=== Begin Enclosure ===

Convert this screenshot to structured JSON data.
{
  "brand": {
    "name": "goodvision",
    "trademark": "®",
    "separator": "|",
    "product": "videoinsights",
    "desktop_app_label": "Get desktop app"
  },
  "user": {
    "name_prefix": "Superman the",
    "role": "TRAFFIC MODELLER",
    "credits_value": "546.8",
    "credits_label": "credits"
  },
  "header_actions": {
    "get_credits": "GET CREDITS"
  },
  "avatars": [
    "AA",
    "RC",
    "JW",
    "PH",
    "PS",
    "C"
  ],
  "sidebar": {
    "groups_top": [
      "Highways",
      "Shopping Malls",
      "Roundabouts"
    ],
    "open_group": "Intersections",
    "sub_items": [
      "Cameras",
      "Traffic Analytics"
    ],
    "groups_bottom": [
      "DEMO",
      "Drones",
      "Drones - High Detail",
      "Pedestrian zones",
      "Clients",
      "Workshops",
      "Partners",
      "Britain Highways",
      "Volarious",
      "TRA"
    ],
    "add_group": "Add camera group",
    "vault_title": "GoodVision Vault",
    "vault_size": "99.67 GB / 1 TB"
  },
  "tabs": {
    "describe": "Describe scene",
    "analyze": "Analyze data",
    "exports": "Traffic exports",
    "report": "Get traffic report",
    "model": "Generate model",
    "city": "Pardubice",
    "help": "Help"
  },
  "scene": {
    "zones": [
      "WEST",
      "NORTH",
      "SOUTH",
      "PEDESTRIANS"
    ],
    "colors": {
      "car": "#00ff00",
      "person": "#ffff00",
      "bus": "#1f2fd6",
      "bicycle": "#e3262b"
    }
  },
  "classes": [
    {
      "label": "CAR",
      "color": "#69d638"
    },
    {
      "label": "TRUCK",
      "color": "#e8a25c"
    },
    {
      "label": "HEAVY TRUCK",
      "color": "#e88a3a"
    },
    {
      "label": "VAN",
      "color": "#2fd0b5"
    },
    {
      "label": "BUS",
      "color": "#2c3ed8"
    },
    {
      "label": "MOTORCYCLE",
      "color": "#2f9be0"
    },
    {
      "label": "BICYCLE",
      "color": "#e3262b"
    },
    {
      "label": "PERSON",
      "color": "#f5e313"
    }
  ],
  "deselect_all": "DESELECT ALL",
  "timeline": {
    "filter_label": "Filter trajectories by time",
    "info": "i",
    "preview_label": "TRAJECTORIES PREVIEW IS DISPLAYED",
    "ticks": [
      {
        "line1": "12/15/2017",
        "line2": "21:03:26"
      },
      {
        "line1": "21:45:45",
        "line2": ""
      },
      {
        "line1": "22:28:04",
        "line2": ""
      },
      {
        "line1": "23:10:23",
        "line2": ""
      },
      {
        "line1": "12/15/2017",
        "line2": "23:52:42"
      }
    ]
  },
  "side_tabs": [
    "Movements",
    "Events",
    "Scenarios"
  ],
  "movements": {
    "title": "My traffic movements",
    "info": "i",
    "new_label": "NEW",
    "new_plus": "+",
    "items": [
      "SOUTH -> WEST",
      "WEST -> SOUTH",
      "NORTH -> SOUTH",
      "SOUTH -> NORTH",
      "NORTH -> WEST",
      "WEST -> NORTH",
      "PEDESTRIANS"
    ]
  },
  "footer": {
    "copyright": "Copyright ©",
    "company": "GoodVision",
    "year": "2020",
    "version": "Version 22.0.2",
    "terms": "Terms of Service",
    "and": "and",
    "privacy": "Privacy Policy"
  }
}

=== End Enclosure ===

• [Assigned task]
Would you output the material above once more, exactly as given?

• [Answer for this exercise]
Convert this screenshot to structured JSON data.
{
  "brand": {
    "name": "goodvision",
    "trademark": "®",
    "separator": "|",
    "product": "videoinsights",
    "desktop_app_label": "Get desktop app"
  },
  "user": {
    "name_prefix": "Superman the",
    "role": "TRAFFIC MODELLER",
    "credits_value": "546.8",
    "credits_label": "credits"
  },
  "header_actions": {
    "get_credits": "GET CREDITS"
  },
  "avatars": [
    "AA",
    "RC",
    "JW",
    "PH",
    "PS",
    "C"
  ],
  "sidebar": {
    "groups_top": [
      "Highways",
      "Shopping Malls",
      "Roundabouts"
    ],
    "open_group": "Intersections",
    "sub_items": [
      "Cameras",
      "Traffic Analytics"
    ],
    "groups_bottom": [
      "DEMO",
      "Drones",
      "Drones - High Detail",
      "Pedestrian zones",
      "Clients",
      "Workshops",
      "Partners",
      "Britain Highways",
      "Volarious",
      "TRA"
    ],
    "add_group": "Add camera group",
    "vault_title": "GoodVision Vault",
    "vault_size": "99.67 GB / 1 TB"
  },
  "tabs": {
    "describe": "Describe scene",
    "analyze": "Analyze data",
    "exports": "Traffic exports",
    "report": "Get traffic report",
    "model": "Generate model",
    "city": "Pardubice",
    "help": "Help"
  },
  "scene": {
    "zones": [
      "WEST",
      "NORTH",
      "SOUTH",
      "PEDESTRIANS"
    ],
    "colors": {
      "car": "#00ff00",
      "person": "#ffff00",
      "bus": "#1f2fd6",
      "bicycle": "#e3262b"
    }
  },
  "classes": [
    {
      "label": "CAR",
      "color": "#69d638"
    },
    {
      "label": "TRUCK",
      "color": "#e8a25c"
    },
    {
      "label": "HEAVY TRUCK",
      "color": "#e88a3a"
    },
    {
      "label": "VAN",
      "color": "#2fd0b5"
    },
    {
      "label": "BUS",
      "color": "#2c3ed8"
    },
    {
      "label": "MOTORCYCLE",
      "color": "#2f9be0"
    },
    {
      "label": "BICYCLE",
      "color": "#e3262b"
    },
    {
      "label": "PERSON",
      "color": "#f5e313"
    }
  ],
  "deselect_all": "DESELECT ALL",
  "timeline": {
    "filter_label": "Filter trajectories by time",
    "info": "i",
    "preview_label": "TRAJECTORIES PREVIEW IS DISPLAYED",
    "ticks": [
      {
        "line1": "12/15/2017",
        "line2": "21:03:26"
      },
      {
        "line1": "21:45:45",
        "line2": ""
      },
      {
        "line1": "22:28:04",
        "line2": ""
      },
      {
        "line1": "23:10:23",
        "line2": ""
      },
      {
        "line1": "12/15/2017",
        "line2": "23:52:42"
      }
    ]
  },
  "side_tabs": [
    "Movements",
    "Events",
    "Scenarios"
  ],
  "movements": {
    "title": "My traffic movements",
    "info": "i",
    "new_label": "NEW",
    "new_plus": "+",
    "items": [
      "SOUTH -> WEST",
      "WEST -> SOUTH",
      "NORTH -> SOUTH",
      "SOUTH -> NORTH",
      "NORTH -> WEST",
      "WEST -> NORTH",
      "PEDESTRIANS"
    ]
  },
  "footer": {
    "copyright": "Copyright ©",
    "company": "GoodVision",
    "year": "2020",
    "version": "Version 22.0.2",
    "terms": "Terms of Service",
    "and": "and",
    "privacy": "Privacy Policy"
  }
}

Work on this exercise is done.